We seem to be entering a great time for beer writing (and reading), with wonderful work being done by Ron Pattinson at Shut Up About Barclay Perkins and by Martyn Cornell at Zythophile, two writers who are sharpening our understanding of beer’s lengthy history, and correcting a lot of inaccuracies and misunderstandings along the way, especially in the field of British brewing.
But at the moment, Central Europe’s storied brewing history seems to be getting less attention in this regard, at least in English beer writing — a pity, because our beer culture suffers from at least as many inaccuracies, misunderstandings and made-up backstories as those northwest of here. (I’m not convinced, for example, that Prague’s traditional beer style is the U-Fleků-style dark lager, or even that “the standard medieval Czech brew was decidedly dark, not blond,” as Horst Dornbusch has written. That clearly wasn’t the case by 1672, when Bohuslav Balbín wrote that “Pražskému pšeničnému, jemuž se říká světlé, se může máloco rovnat, pokud jde o blahodárné účinky,” or, roughly, “There may be little equal to Prague wheat beer, which is called ‘pale’, in terms of its beneficial effects.”)
If you’re interested in things like Grodziskie, Lichtenhainer, Horner Bier or pre-lager brewing in Bohemia, you don’t have to travel to the Czech National Library or the Österreichisches Staatsarchiv to start your research. In fact, Google Books has a bunch of electronic books — “free” as in “beer” — that desperately need curious readers and writers to share their wealth of information. Best of all, they’re in the public domain, so you don’t have to pay for them. And because they’re digitized, you can easily search for interesting terms like “sauer” or “Grätzer.”

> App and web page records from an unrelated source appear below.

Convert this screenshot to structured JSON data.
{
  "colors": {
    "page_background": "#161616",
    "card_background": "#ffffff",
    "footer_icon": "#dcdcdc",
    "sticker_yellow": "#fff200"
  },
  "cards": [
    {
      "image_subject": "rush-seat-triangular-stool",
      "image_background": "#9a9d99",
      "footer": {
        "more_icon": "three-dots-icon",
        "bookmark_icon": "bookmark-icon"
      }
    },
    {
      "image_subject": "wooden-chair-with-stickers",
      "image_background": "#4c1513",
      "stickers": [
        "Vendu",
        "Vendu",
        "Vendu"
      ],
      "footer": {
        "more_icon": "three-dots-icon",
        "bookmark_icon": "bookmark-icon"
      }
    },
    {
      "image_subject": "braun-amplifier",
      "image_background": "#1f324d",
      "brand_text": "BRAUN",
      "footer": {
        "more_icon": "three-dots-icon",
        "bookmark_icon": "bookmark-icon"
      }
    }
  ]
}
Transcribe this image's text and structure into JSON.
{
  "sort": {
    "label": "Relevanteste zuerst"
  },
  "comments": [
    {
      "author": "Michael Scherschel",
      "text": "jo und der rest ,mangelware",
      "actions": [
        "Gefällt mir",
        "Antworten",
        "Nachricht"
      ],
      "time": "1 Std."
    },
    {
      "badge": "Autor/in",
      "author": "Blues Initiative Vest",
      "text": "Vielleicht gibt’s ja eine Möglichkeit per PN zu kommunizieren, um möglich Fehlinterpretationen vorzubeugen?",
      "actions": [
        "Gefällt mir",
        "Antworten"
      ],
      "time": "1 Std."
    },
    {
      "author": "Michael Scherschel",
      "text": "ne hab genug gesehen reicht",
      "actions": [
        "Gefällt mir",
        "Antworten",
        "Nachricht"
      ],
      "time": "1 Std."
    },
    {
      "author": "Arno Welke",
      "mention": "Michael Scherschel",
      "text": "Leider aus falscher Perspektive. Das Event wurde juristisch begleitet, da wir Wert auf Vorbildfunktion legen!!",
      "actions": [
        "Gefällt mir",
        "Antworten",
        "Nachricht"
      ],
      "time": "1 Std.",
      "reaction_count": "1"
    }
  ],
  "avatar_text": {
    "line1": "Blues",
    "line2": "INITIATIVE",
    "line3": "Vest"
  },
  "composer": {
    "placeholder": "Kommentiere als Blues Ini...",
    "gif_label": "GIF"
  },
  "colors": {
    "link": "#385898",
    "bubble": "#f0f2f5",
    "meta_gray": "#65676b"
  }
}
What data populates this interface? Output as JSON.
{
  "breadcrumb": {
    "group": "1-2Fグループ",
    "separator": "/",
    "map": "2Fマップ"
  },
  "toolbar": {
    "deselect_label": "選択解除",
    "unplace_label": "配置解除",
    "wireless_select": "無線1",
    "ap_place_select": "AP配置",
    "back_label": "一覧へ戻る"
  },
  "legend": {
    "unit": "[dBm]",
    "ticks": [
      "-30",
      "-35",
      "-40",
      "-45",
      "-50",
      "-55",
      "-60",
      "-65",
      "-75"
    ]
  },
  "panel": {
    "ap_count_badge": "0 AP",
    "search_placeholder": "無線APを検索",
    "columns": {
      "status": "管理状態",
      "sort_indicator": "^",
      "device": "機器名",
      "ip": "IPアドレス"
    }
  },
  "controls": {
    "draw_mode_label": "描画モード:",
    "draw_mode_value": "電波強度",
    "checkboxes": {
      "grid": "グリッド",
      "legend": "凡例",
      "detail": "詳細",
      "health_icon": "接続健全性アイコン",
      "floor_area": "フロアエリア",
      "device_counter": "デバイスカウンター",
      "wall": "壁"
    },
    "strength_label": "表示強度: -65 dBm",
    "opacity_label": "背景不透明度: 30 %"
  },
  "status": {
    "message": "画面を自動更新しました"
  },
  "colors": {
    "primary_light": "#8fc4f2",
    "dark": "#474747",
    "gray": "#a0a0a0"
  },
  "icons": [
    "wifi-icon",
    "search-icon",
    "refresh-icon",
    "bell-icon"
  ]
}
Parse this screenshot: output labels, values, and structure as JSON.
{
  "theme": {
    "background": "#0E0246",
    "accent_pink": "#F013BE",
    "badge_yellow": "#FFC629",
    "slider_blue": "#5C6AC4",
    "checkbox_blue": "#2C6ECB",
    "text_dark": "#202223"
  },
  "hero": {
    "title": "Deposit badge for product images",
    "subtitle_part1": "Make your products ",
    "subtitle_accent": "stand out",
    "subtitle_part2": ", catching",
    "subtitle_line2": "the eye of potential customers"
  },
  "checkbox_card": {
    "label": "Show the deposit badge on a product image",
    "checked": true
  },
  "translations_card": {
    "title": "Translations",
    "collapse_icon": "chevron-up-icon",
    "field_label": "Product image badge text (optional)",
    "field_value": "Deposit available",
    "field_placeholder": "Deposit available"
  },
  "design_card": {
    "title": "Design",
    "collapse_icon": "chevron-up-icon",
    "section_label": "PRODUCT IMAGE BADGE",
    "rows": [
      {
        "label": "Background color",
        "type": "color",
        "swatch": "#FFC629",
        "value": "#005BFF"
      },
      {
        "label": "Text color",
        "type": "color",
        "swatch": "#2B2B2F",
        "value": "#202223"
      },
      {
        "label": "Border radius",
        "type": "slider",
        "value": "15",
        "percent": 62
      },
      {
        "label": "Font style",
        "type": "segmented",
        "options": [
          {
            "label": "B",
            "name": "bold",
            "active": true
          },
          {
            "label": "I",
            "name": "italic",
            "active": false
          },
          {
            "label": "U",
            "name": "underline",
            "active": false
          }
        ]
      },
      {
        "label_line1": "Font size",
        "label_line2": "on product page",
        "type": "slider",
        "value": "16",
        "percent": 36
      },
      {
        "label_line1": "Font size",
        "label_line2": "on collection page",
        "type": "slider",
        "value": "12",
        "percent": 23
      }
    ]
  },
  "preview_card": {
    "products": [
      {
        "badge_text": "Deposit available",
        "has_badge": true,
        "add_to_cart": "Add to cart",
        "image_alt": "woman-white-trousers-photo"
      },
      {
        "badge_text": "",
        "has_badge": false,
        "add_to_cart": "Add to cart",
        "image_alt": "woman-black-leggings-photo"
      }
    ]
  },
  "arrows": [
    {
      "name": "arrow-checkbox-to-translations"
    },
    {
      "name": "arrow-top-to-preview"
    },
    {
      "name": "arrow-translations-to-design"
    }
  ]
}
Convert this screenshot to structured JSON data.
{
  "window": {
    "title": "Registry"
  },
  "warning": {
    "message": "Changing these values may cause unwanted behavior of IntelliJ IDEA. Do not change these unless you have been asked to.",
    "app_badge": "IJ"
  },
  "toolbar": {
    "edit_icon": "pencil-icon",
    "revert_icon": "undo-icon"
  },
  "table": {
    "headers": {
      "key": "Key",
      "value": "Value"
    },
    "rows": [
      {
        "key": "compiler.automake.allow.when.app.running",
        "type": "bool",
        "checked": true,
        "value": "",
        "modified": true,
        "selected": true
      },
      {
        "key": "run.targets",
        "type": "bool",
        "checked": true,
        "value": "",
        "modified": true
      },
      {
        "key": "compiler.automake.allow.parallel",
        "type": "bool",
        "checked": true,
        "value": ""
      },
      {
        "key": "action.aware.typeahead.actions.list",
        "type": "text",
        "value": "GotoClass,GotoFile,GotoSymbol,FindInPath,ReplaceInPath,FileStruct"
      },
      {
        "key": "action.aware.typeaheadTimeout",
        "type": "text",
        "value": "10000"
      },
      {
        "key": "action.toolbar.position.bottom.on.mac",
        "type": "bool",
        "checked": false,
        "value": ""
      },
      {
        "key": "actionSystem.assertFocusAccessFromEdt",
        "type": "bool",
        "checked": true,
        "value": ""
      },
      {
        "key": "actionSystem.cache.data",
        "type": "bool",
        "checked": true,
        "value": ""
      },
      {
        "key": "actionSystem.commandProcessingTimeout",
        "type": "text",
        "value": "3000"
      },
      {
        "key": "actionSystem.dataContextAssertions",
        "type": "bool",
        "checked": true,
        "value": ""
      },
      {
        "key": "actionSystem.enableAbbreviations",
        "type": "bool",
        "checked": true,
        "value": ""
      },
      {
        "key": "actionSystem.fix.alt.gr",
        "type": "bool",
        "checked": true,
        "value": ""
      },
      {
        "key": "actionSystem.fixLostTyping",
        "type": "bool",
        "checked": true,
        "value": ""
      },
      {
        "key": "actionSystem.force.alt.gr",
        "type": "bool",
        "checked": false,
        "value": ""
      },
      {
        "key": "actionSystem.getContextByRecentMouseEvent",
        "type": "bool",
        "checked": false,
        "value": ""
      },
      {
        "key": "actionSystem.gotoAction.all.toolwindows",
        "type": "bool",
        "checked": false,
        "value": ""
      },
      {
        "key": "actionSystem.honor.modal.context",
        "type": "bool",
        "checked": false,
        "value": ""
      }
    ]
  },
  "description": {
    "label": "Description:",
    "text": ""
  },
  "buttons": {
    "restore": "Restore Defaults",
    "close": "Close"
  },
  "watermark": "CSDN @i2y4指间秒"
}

To start, get J. C. Leuchs’ Brau-Lexikon from 1867. Nice stuff here on all kinds of older Central European beers and how they were made.
Move along to the Allgemeine Hopfen-Zeitung, Volume 10, Issues 1-74. The chemical analysis of Grodziskie on page 259 tells you exactly how much alcohol that beer had in 1870: just 1.923% by weight.
If you were really interested in Czech hops, you’d probably want to sneak a peek at Böhmens Hopfenbau (1846), by Johann Wenzel Hocke.
And the big one, of course, is the 1854 edition of Karl J. N. Balling’s Die Gährungschemie, which notes that “The well-known Horner Bier near Vienna is an oat beer: it is very fizzy and refreshing, but it is cloudy.” With all the interest in historical beers and sour brewing, someone has got to make an authentic Horner Bier one of these days soon.
I don’t know everything that’s in these volumes, only that much of what is in there isn’t widely known, so please dig around and see what you find. Perhaps you’ll bust some myths, misconceptions and made-up histories of your own. And if you come across other public-domain brewing books that deserve a wider audience, send me a link and I’ll update this list.